them in a vulnerable position, when they would expose them to other men. That is what
an eminence of the Victorian Era claims none other than Charles Darwin in his work
The Expression of Emotions in Man and animals:

With adults, especially of the male sex, weeping soon ceases to be caused
by, or to express, bodily pain. This may be accounted for by its being
thought weak and unmanly by men, both of civilized and barbarous races,
to exhibit bodily pain by any outward sign. (Darwin 1872: 154)

This aspect about men would explain why Halford is supposedly so angry at Gilbert, in
the sense that even though they are best friends, their relation is cooling down. For this
reason, Gilbert sees himself pushed to tell him his story so as not to lose his best friend.

Joshis fragment is also useful to note another important aspect of this episode
which grants masculinity to Gilbert by contraposition, and it is that a woman would not
react the same way; if we consider the episode when Helen discovers Arthurs
Eduardo Palma Martinez Victorian Literature 07/01/2013

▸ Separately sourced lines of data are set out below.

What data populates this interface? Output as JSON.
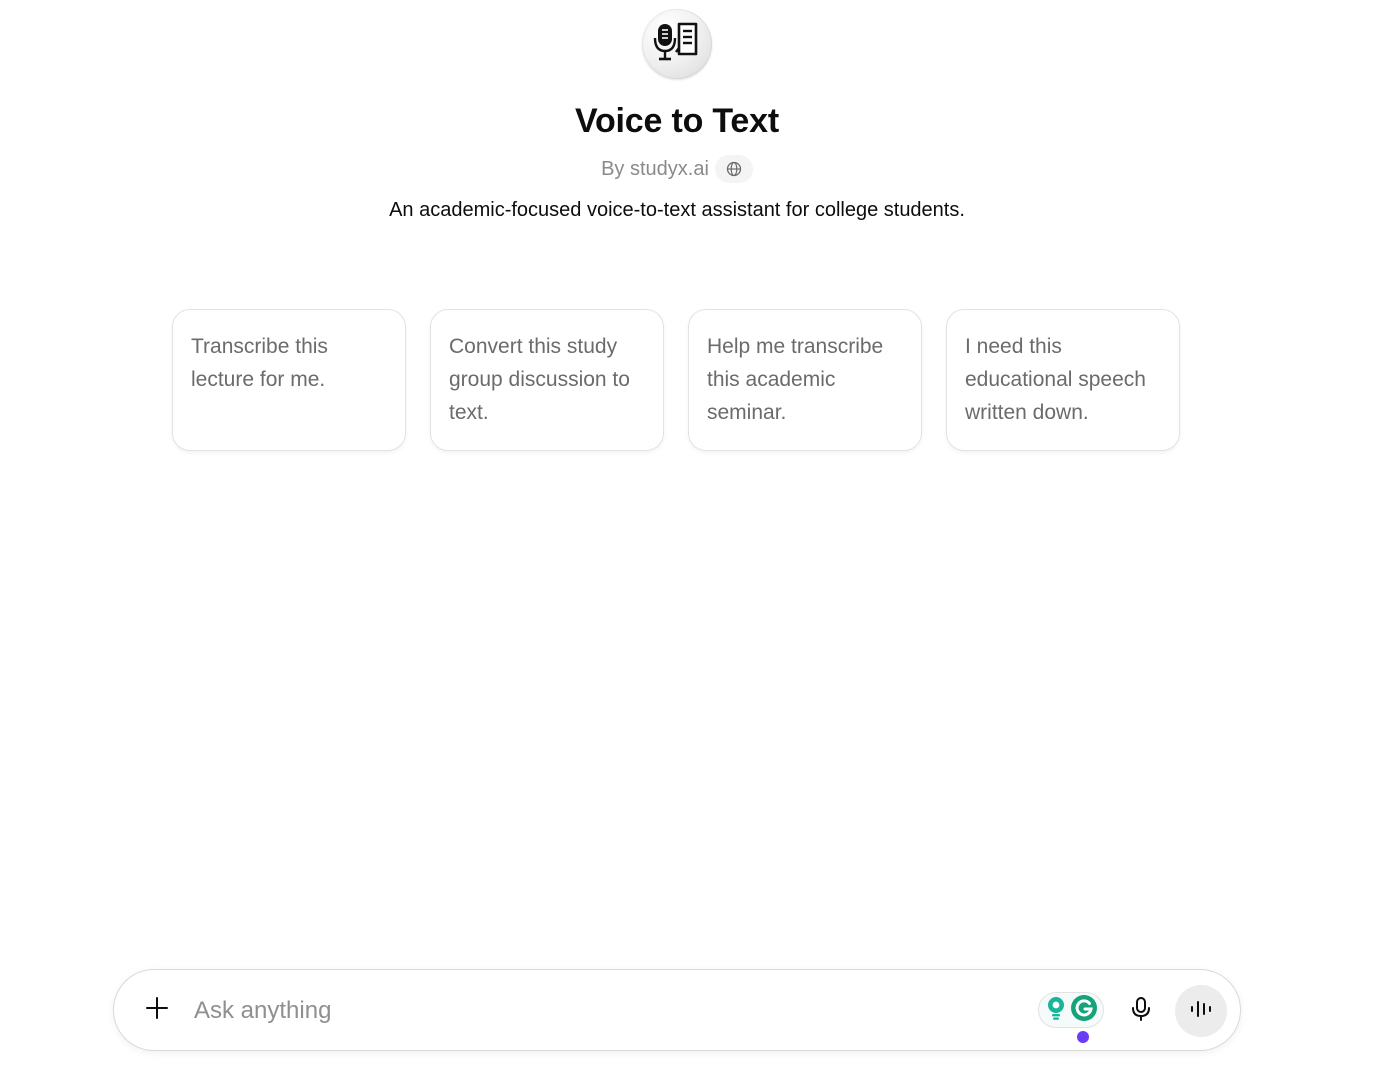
{
  "gpt": {
    "avatar_icon": "microphone-document-icon",
    "title": "Voice to Text",
    "author": "By studyx.ai",
    "globe_icon": "globe-icon",
    "description": "An academic-focused voice-to-text assistant for college students."
  },
  "starters": [
    {
      "label": "Transcribe this lecture for me."
    },
    {
      "label": "Convert this study group discussion to text."
    },
    {
      "label": "Help me transcribe this academic seminar."
    },
    {
      "label": "I need this educational speech written down."
    }
  ],
  "composer": {
    "placeholder": "Ask anything",
    "value": "",
    "attach_icon": "plus-icon",
    "extension_icons": [
      "lightbulb-extension-icon",
      "grammarly-icon"
    ],
    "dictate_icon": "microphone-icon",
    "voice_mode_icon": "voice-waveform-icon"
  },
  "colors": {
    "grammarly_green": "#15a37a",
    "extension_dot": "#6b3cf5",
    "muted_text": "#8a8a8a"
  }
}
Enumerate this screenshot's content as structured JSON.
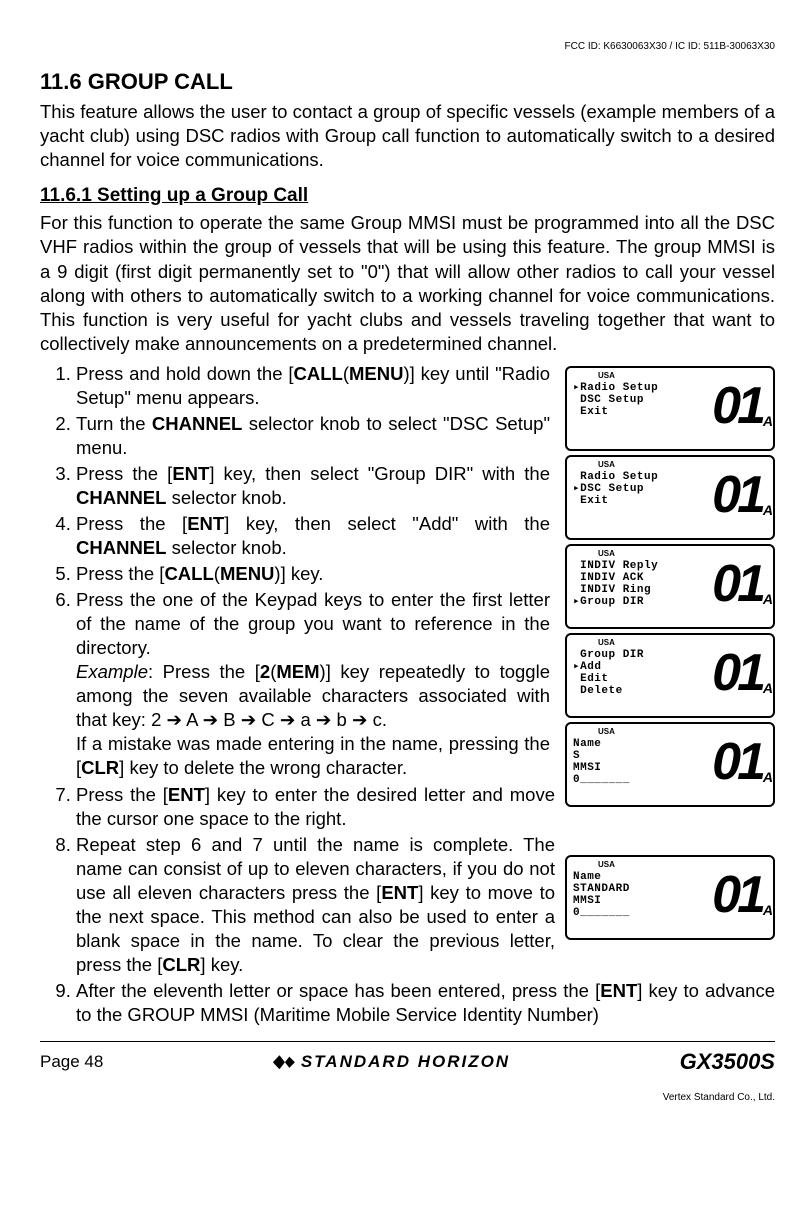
{
  "header": {
    "fcc": "FCC ID: K6630063X30 / IC ID: 511B-30063X30"
  },
  "section": {
    "title": "11.6  GROUP CALL",
    "intro": "This feature allows the user to contact a group of specific vessels (example members of a yacht club) using DSC radios with Group call function to automatically switch to a desired channel for voice communications.",
    "sub_title": "11.6.1 Setting up a Group Call",
    "sub_intro": "For this function to operate the same Group MMSI must be programmed into all the DSC VHF radios within the group of vessels that will be using this feature. The group MMSI is a 9 digit (first digit permanently set to \"0\") that will allow other radios to call your vessel along with others to automatically switch to a working channel for voice communications. This function is very useful for yacht clubs and vessels traveling together that want to collectively make announcements on a predetermined channel."
  },
  "steps": {
    "s1a": "Press and hold down the [",
    "s1b": "CALL",
    "s1c": "(",
    "s1d": "MENU",
    "s1e": ")] key until \"",
    "s1f": "Radio Setup",
    "s1g": "\" menu appears.",
    "s2a": "Turn the ",
    "s2b": "CHANNEL",
    "s2c": " selector knob to select \"",
    "s2d": "DSC Setup",
    "s2e": "\" menu.",
    "s3a": "Press the [",
    "s3b": "ENT",
    "s3c": "] key, then select \"",
    "s3d": "Group DIR",
    "s3e": "\" with the ",
    "s3f": "CHANNEL",
    "s3g": " selector knob.",
    "s4a": "Press the [",
    "s4b": "ENT",
    "s4c": "] key, then select \"",
    "s4d": "Add",
    "s4e": "\" with the ",
    "s4f": "CHANNEL",
    "s4g": " selector knob.",
    "s5a": "Press the [",
    "s5b": "CALL",
    "s5c": "(",
    "s5d": "MENU",
    "s5e": ")] key.",
    "s6a": "Press the one of the Keypad keys to enter the first letter of the name of the group you want to reference in the directory.",
    "s6b": "Example",
    "s6c": ": Press the [",
    "s6d": "2",
    "s6e": "(",
    "s6f": "MEM",
    "s6g": ")] key repeatedly to toggle among the seven available characters associated with that key: ",
    "s6h": "2 ➔ A ➔ B ➔ C ➔ a ➔ b ➔ c",
    "s6i": ".",
    "s6j": "If a mistake was made entering in the name, pressing the [",
    "s6k": "CLR",
    "s6l": "] key to delete the wrong character.",
    "s7a": "Press the [",
    "s7b": "ENT",
    "s7c": "] key to enter the desired letter and move the cursor one space to the right.",
    "s8a": "Repeat step 6 and 7 until the name is complete. The name can consist of up to eleven characters, if you do not use all eleven characters press the [",
    "s8b": "ENT",
    "s8c": "] key to move to the next space. This method can also be used to enter a blank space in the name. To clear the previous letter, press the [",
    "s8d": "CLR",
    "s8e": "] key.",
    "s9a": "After the eleventh letter or space has been entered, press the [",
    "s9b": "ENT",
    "s9c": "] key to advance to the GROUP MMSI (Maritime Mobile Service Identity Number)"
  },
  "lcd": {
    "usa": "USA",
    "big": "01",
    "a": "A",
    "d1": "▸Radio Setup\n DSC Setup\n Exit",
    "d2": " Radio Setup\n▸DSC Setup\n Exit",
    "d3": " INDIV Reply\n INDIV ACK\n INDIV Ring\n▸Group DIR",
    "d4": " Group DIR\n▸Add\n Edit\n Delete",
    "d5": "Name\nS\nMMSI\n0_______",
    "d6": "Name\nSTANDARD\nMMSI\n0_______"
  },
  "footer": {
    "page": "Page 48",
    "brand": "STANDARD HORIZON",
    "model": "GX3500S",
    "fine": "Vertex Standard Co., Ltd."
  }
}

unfaithfulness this is more than clear. Although she discovers Arthurs affair by his
word that is, with no possibility of mistake and even though her case is quite more
serious than Gilberts episode, she does not use violence against Anabella. Through
words, Helen expresses how she feels and what she wants, and therefore no violence
needs to take place although it is more justified than in Gilberts case. Thus, by clearly
defining what a woman would do in a situation like this, Bront is characterising Gilbert
as the opposite, attributing him manly actions.

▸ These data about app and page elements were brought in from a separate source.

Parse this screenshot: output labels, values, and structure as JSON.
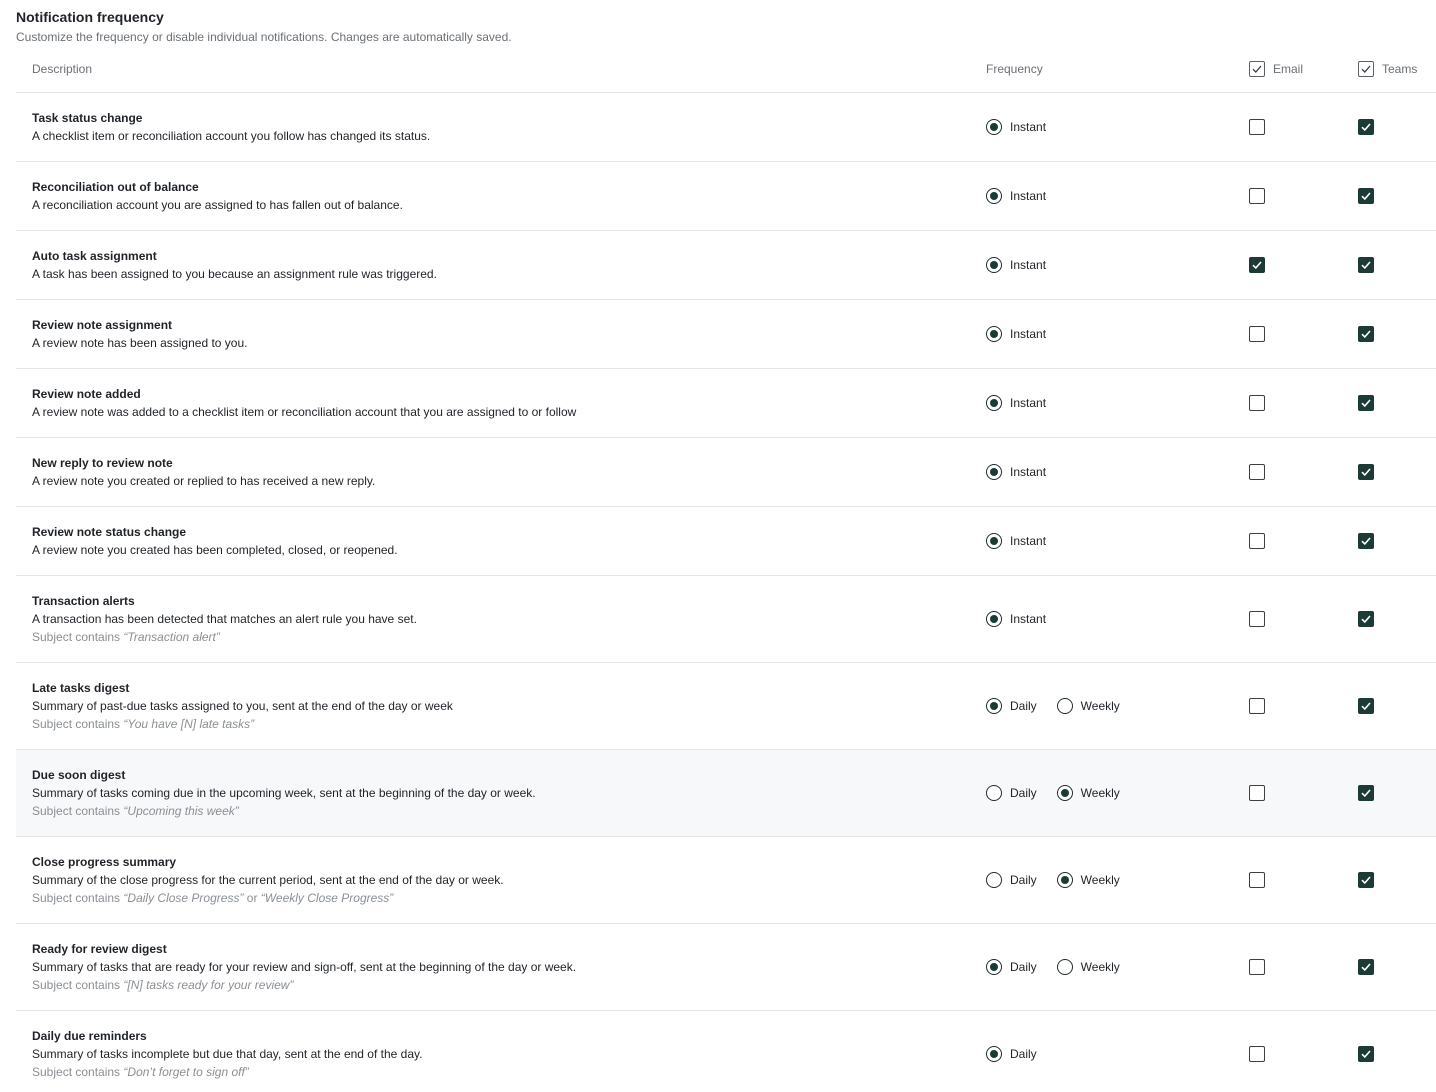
{
  "header": {
    "title": "Notification frequency",
    "subtitle": "Customize the frequency or disable individual notifications. Changes are automatically saved."
  },
  "columns": {
    "description": "Description",
    "frequency": "Frequency",
    "email": "Email",
    "teams": "Teams"
  },
  "rows": [
    {
      "name": "Task status change",
      "text": "A checklist item or reconciliation account you follow has changed its status.",
      "options": [
        {
          "label": "Instant",
          "selected": true
        }
      ],
      "email": false,
      "teams": true
    },
    {
      "name": "Reconciliation out of balance",
      "text": "A reconciliation account you are assigned to has fallen out of balance.",
      "options": [
        {
          "label": "Instant",
          "selected": true
        }
      ],
      "email": false,
      "teams": true
    },
    {
      "name": "Auto task assignment",
      "text": "A task has been assigned to you because an assignment rule was triggered.",
      "options": [
        {
          "label": "Instant",
          "selected": true
        }
      ],
      "email": true,
      "teams": true
    },
    {
      "name": "Review note assignment",
      "text": "A review note has been assigned to you.",
      "options": [
        {
          "label": "Instant",
          "selected": true
        }
      ],
      "email": false,
      "teams": true
    },
    {
      "name": "Review note added",
      "text": "A review note was added to a checklist item or reconciliation account that you are assigned to or follow",
      "options": [
        {
          "label": "Instant",
          "selected": true
        }
      ],
      "email": false,
      "teams": true
    },
    {
      "name": "New reply to review note",
      "text": "A review note you created or replied to has received a new reply.",
      "options": [
        {
          "label": "Instant",
          "selected": true
        }
      ],
      "email": false,
      "teams": true
    },
    {
      "name": "Review note status change",
      "text": "A review note you created has been completed, closed, or reopened.",
      "options": [
        {
          "label": "Instant",
          "selected": true
        }
      ],
      "email": false,
      "teams": true
    },
    {
      "name": "Transaction alerts",
      "text": "A transaction has been detected that matches an alert rule you have set.",
      "subject_prefix": "Subject contains",
      "subject_quote": "“Transaction alert”",
      "options": [
        {
          "label": "Instant",
          "selected": true
        }
      ],
      "email": false,
      "teams": true
    },
    {
      "name": "Late tasks digest",
      "text": "Summary of past-due tasks assigned to you, sent at the end of the day or week",
      "subject_prefix": "Subject contains",
      "subject_quote": "“You have [N] late tasks”",
      "options": [
        {
          "label": "Daily",
          "selected": true
        },
        {
          "label": "Weekly",
          "selected": false
        }
      ],
      "email": false,
      "teams": true
    },
    {
      "name": "Due soon digest",
      "text": "Summary of tasks coming due in the upcoming week, sent at the beginning of the day or week.",
      "subject_prefix": "Subject contains",
      "subject_quote": "“Upcoming this week”",
      "options": [
        {
          "label": "Daily",
          "selected": false
        },
        {
          "label": "Weekly",
          "selected": true
        }
      ],
      "email": false,
      "teams": true,
      "highlight": true
    },
    {
      "name": "Close progress summary",
      "text": "Summary of the close progress for the current period, sent at the end of the day or week.",
      "subject_prefix": "Subject contains",
      "subject_quote": "“Daily Close Progress”",
      "subject_join": "or",
      "subject_quote2": "“Weekly Close Progress”",
      "options": [
        {
          "label": "Daily",
          "selected": false
        },
        {
          "label": "Weekly",
          "selected": true
        }
      ],
      "email": false,
      "teams": true
    },
    {
      "name": "Ready for review digest",
      "text": "Summary of tasks that are ready for your review and sign-off, sent at the beginning of the day or week.",
      "subject_prefix": "Subject contains",
      "subject_quote": "“[N] tasks ready for your review”",
      "options": [
        {
          "label": "Daily",
          "selected": true
        },
        {
          "label": "Weekly",
          "selected": false
        }
      ],
      "email": false,
      "teams": true
    },
    {
      "name": "Daily due reminders",
      "text": "Summary of tasks incomplete but due that day, sent at the end of the day.",
      "subject_prefix": "Subject contains",
      "subject_quote": "“Don’t forget to sign off”",
      "options": [
        {
          "label": "Daily",
          "selected": true
        }
      ],
      "email": false,
      "teams": true
    }
  ],
  "colors": {
    "accent": "#1d3b36",
    "border": "#e3e5e7",
    "muted_text": "#6b7075",
    "highlight_row": "#f6f8fa"
  },
  "icons": {
    "checkbox_checked": "check-icon"
  }
}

On the other hand, we see Gilberts capability to express his feelings to women
as happens with Helen. Just before Helen gives Gilbert her diary, he expresses how he
felt when he discovered that Helen and Lawrence were close: I turned back drawn by
pure depth of sympathy, and ardour of affection [] If I did wrong, love alone was my
incentive, and the punishment was severe enough; (Bront 1999: 100). This clear
expression of emotions towards a woman contrasts with the attack that Gilbert inflicts to
Lawrence, and therefore makes evident the different treatment towards each sex by
Gilbert, which coincides clearly with the nature of men. In my opinion, this happens
because while kept in womens hands, mens secrets do not make them vulnerable,
since women understand this attitude because it is their own.

In conclusion, Gilbert Markham is a convincing narrator written by a female

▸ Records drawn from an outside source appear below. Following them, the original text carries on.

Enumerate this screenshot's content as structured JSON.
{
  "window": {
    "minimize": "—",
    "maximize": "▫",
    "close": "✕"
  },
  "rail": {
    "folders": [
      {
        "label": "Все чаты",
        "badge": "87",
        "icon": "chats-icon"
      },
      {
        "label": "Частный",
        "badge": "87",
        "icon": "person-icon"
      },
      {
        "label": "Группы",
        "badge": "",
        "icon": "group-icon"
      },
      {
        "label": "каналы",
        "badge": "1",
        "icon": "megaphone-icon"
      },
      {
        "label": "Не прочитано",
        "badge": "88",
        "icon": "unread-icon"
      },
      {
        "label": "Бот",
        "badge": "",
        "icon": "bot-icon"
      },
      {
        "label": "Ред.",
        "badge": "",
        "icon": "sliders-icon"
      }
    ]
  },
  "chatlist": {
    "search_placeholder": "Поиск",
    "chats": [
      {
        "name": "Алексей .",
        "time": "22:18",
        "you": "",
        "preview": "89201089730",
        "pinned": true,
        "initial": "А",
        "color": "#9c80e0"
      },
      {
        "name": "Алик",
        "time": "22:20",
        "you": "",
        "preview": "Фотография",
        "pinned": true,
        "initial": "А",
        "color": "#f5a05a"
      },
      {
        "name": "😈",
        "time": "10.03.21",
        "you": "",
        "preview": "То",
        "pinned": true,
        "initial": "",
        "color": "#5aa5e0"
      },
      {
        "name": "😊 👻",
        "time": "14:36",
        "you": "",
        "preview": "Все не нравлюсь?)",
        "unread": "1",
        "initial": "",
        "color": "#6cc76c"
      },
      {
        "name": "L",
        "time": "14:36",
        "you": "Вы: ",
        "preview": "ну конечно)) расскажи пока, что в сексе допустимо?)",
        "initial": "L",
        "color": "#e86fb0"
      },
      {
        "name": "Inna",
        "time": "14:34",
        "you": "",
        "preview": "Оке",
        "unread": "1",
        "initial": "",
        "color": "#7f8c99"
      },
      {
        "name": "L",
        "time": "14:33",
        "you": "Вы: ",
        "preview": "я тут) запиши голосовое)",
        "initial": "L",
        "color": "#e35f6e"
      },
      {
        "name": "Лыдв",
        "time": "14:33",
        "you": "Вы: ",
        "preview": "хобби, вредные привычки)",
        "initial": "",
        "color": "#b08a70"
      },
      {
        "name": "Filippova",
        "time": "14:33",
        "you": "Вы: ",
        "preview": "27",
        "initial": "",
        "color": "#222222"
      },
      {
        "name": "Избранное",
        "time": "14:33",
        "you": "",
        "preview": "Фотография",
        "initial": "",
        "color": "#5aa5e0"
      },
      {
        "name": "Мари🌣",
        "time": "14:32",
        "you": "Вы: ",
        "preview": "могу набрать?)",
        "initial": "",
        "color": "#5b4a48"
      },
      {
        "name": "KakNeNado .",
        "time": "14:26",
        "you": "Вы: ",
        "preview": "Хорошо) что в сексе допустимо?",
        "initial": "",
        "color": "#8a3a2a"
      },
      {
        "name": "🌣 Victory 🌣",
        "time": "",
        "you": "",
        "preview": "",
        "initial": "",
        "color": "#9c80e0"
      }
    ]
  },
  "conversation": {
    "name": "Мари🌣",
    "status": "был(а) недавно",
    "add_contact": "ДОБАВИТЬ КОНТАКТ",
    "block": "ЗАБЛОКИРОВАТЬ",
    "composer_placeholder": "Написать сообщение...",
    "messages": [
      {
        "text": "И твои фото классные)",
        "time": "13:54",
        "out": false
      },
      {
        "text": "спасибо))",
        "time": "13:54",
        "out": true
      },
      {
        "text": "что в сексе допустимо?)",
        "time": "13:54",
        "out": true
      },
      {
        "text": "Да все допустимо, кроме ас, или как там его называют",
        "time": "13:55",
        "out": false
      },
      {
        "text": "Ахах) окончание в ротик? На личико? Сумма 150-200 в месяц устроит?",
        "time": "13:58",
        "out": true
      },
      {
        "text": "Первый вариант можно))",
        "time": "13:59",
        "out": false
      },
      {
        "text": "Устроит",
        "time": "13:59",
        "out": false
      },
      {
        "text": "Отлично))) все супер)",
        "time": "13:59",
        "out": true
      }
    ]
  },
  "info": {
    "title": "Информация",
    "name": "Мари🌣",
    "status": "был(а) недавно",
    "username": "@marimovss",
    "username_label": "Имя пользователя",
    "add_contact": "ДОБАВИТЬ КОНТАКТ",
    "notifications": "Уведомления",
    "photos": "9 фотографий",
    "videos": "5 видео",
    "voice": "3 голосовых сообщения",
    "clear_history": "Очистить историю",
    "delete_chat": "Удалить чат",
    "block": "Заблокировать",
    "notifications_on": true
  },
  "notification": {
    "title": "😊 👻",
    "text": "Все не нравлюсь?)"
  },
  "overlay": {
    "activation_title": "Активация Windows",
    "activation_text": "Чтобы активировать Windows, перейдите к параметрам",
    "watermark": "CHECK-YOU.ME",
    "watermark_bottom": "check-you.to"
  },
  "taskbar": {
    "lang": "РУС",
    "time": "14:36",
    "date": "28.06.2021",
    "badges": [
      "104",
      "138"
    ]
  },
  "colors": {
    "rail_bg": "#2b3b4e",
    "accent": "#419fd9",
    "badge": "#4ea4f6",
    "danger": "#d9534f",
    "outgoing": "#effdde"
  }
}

writer, Anne Bront, and he owes this quality to the fact, among other things, that the
way he expresses his feelings corresponds to the way that a man would do it. In
particular, the fact that this expression is cold towards men and warm towards women is
what makes things evident, since men tend to hide their feelings among themselves.
However, Helens story has given him the critical attitude that he needed, and he is able
to break with the stereotypes of the hypocritical society in which he lived and open his
heart to his male best friend Halford. Although Gilbert needs a little push, he expresses
his feelings to Halford as he would do to a woman because with him as well as with
women, the fear of being vulnerable the one which Darwin claimed does not exist.
Thus, due to the strong didactic power of Helens story Gilbert learns one very
important thing: he learns to be his own man, and not the one that society expects him
to be.
Eduardo Palma Martinez Victorian Literature 07/01/2013

Bibliography

Primary source
o Bront, Anne. The Tenant of Wildfell Hall. Hertfordshire: Wordsworth Classics,
1999.

Secondary sources
o Joshi, Priti. Masculinity and Gossip in Anne Bronts Tenant. Studies
in English Literature 1500-1900, Vol. 49, No. 4, 2009: 907-924.
o OToole, Tess. Siblings and suitors in the Narrative Architecture of The
Tenant of Wildfell Hall. Studies in English Literature 1500-1900, Vol.
39, No. 4, 1999: 715-731.
o Senf, Carol. The Tenant of Wildfell Hall: Narrative Silences and
Questions of Gender. College English. Vol. 52, No. 4, 1990: pp. 446-
456.
o Hallenbeck, Sarah. How to be a gentlemen without really trying: Gilbert
Markham in The Tenant of Wildfell Hall. Nineteenth-Century gender
studies. http://www.ncgsjournal.com/issue1/gilbert.htm
o Darwin, Charles R. The expression of emotions in man and animals.
London: John Murray, 1872.